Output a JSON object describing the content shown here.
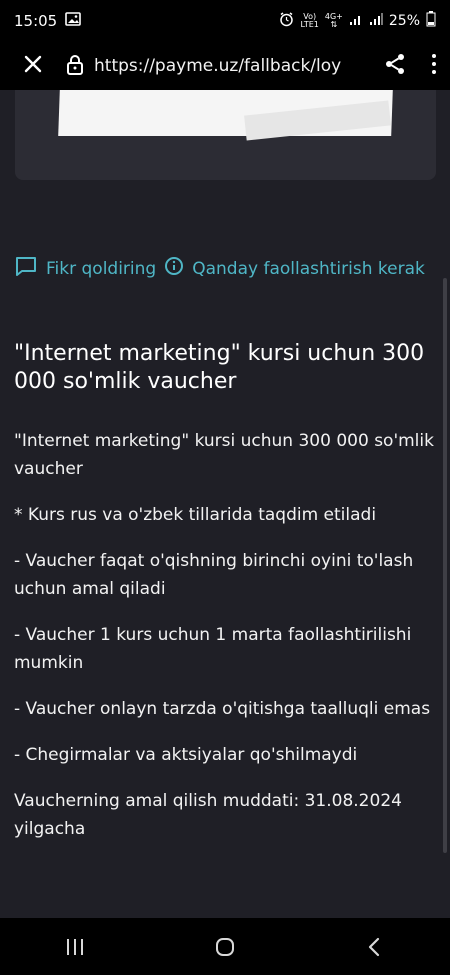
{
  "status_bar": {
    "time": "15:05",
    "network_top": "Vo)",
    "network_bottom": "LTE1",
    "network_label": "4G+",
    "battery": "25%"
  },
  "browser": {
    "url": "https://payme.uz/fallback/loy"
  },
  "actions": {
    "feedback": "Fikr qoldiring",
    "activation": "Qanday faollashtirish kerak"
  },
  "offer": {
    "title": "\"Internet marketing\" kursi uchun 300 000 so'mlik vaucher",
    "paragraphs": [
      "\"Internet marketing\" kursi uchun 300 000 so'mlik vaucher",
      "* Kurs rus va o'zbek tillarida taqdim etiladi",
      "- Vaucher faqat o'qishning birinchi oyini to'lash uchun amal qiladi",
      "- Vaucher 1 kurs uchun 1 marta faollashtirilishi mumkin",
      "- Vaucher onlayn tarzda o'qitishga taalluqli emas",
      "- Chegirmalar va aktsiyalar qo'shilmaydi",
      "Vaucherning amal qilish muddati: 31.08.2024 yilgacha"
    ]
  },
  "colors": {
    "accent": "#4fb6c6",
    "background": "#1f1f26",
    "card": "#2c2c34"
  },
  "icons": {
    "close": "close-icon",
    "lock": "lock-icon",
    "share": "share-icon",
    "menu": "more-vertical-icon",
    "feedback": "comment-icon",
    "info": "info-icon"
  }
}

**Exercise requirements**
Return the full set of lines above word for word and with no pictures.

**Task output**
Output a JSON object describing the content shown here.
{
  "status_bar": {
    "time": "15:05",
    "network_top": "Vo)",
    "network_bottom": "LTE1",
    "network_label": "4G+",
    "battery": "25%"
  },
  "browser": {
    "url": "https://payme.uz/fallback/loy"
  },
  "actions": {
    "feedback": "Fikr qoldiring",
    "activation": "Qanday faollashtirish kerak"
  },
  "offer": {
    "title": "\"Internet marketing\" kursi uchun 300 000 so'mlik vaucher",
    "paragraphs": [
      "\"Internet marketing\" kursi uchun 300 000 so'mlik vaucher",
      "* Kurs rus va o'zbek tillarida taqdim etiladi",
      "- Vaucher faqat o'qishning birinchi oyini to'lash uchun amal qiladi",
      "- Vaucher 1 kurs uchun 1 marta faollashtirilishi mumkin",
      "- Vaucher onlayn tarzda o'qitishga taalluqli emas",
      "- Chegirmalar va aktsiyalar qo'shilmaydi",
      "Vaucherning amal qilish muddati: 31.08.2024 yilgacha"
    ]
  },
  "colors": {
    "accent": "#4fb6c6",
    "background": "#1f1f26",
    "card": "#2c2c34"
  },
  "icons": {
    "close": "close-icon",
    "lock": "lock-icon",
    "share": "share-icon",
    "menu": "more-vertical-icon",
    "feedback": "comment-icon",
    "info": "info-icon"
  }
}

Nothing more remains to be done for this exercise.